Topic: Media Research Center
If podcaster Joe Rogan is not an actual right-winger, he's definitely right-wing-adjacent -- which is good enough for the Media Research Center. Last year, after Rogan moved his "massively popular" show to Spotify, the MRC's Alexander Hall highlighted criticism of him for the right-wing guests he has had, including Alex Jones, Proud Boys founder Gavin McInnes and an anti-transgender author. But Hall also touted how Rogan interviewd more mainstream right-wingers like Ben Shapiro and Jordan Peterson. In Jnauary, Christian Toto gushed over Rogan's "refreshing take on Big Tech censorship," which basically came down to being opposed to banning Donald Trump from social media for his legacy of incitement. And in March, P.J. Gladnick defended Rogan from accusations of being a right-wing host -- hey, Bernie Sanders was once a guest!
So when Rogan started peddling misinformation about the coronavirus vaccine, the MRC rushed to his defense over this "hot take." Kayla Sargent wrote in an April 28 post:
Intellectual Dark Web member and podcast host Joe Rogan, once again, appears to have angered the left with recent comments on the COVID-19 vaccine in his podcast,The Joe Rogan Experience.
Some on the left, however, seemed to not only be displeased with Rogan’s COVID-19 commentary, but also with the fact that Spotify has not taken action in response to the episode. Spotify holds an exclusive contract with Rogan.
During the podcast, Rogan said: “I think, for the most part, it’s safe to get vaccinated. I do. I do. But if you’re like 21-years-old, and you say to me, ‘Should I get vaccinated?’ I’ll go ‘no.’” He continued: “If you're a healthy person, and you're exercising all the time, and you're young, and you’re eating well, like, I don't think you need to worry about this.”
Of course, the left panicked over the fact that Rogan dared to question the vaccine in any capacity.
Sargent went on to cite Dr. Anthony Fauci -- who is definitely not part of "the left" -- criticizing Rogan's advice.But Fauci wasn't alone: a group of doctors denounced Rogan's misinformation, pointing out that "Rogan demonstrates that he lacks a simple, fundamental understanding about how infectious diseases — including Covid-19 — spread," adding that "While scientists and doctors are generally more trusted, competing messages like Rogan's can be confusing and affect people's behaviors with regard to their health."

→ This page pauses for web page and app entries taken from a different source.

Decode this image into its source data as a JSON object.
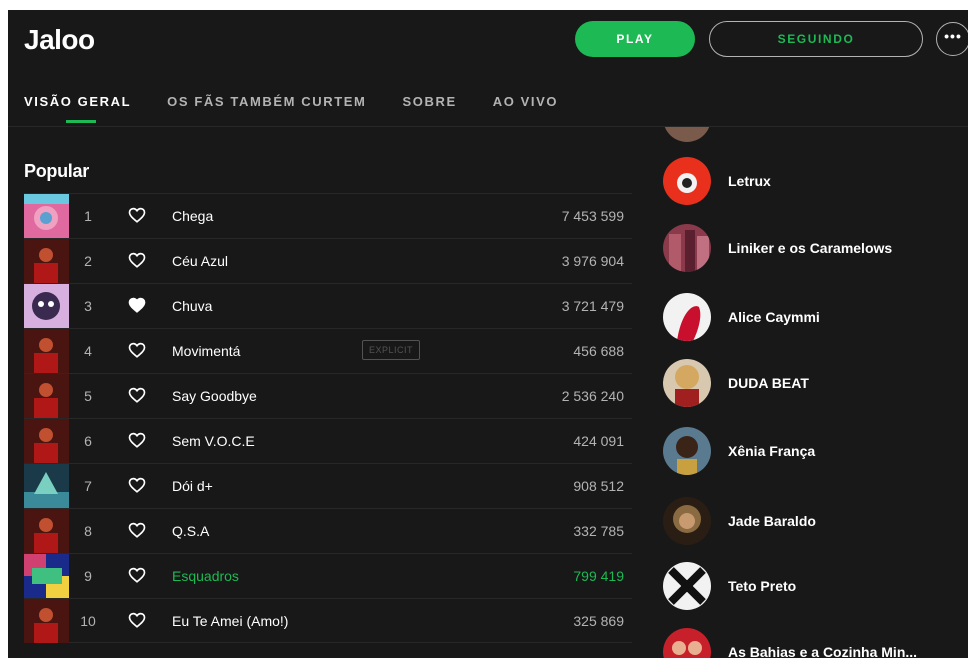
{
  "header": {
    "artist": "Jaloo",
    "play_label": "PLAY",
    "follow_label": "SEGUINDO",
    "more_label": "•••"
  },
  "tabs": [
    {
      "label": "VISÃO GERAL",
      "active": true
    },
    {
      "label": "OS FÃS TAMBÉM CURTEM",
      "active": false
    },
    {
      "label": "SOBRE",
      "active": false
    },
    {
      "label": "AO VIVO",
      "active": false
    }
  ],
  "popular": {
    "title": "Popular",
    "tracks": [
      {
        "num": "1",
        "title": "Chega",
        "plays": "7 453 599",
        "liked": false
      },
      {
        "num": "2",
        "title": "Céu Azul",
        "plays": "3 976 904",
        "liked": false
      },
      {
        "num": "3",
        "title": "Chuva",
        "plays": "3 721 479",
        "liked": true
      },
      {
        "num": "4",
        "title": "Movimentá",
        "plays": "456 688",
        "liked": false,
        "badge": "EXPLICIT"
      },
      {
        "num": "5",
        "title": "Say Goodbye",
        "plays": "2 536 240",
        "liked": false
      },
      {
        "num": "6",
        "title": "Sem V.O.C.E",
        "plays": "424 091",
        "liked": false
      },
      {
        "num": "7",
        "title": "Dói d+",
        "plays": "908 512",
        "liked": false
      },
      {
        "num": "8",
        "title": "Q.S.A",
        "plays": "332 785",
        "liked": false
      },
      {
        "num": "9",
        "title": "Esquadros",
        "plays": "799 419",
        "liked": false,
        "active": true
      },
      {
        "num": "10",
        "title": "Eu Te Amei (Amo!)",
        "plays": "325 869",
        "liked": false
      }
    ]
  },
  "related": [
    {
      "name": "Letrux"
    },
    {
      "name": "Liniker e os Caramelows"
    },
    {
      "name": "Alice Caymmi"
    },
    {
      "name": "DUDA BEAT"
    },
    {
      "name": "Xênia França"
    },
    {
      "name": "Jade Baraldo"
    },
    {
      "name": "Teto Preto"
    },
    {
      "name": "As Bahias e a Cozinha Min..."
    }
  ],
  "colors": {
    "accent": "#1db954",
    "background": "#181818",
    "text_secondary": "#b3b3b3"
  }
}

The MRC has yet to mention that Rogan later tried to clarify his misinformation, denying that he's an anti-vaxxer but still (falsely) insisting that young, health ypeople don't need the vaccine.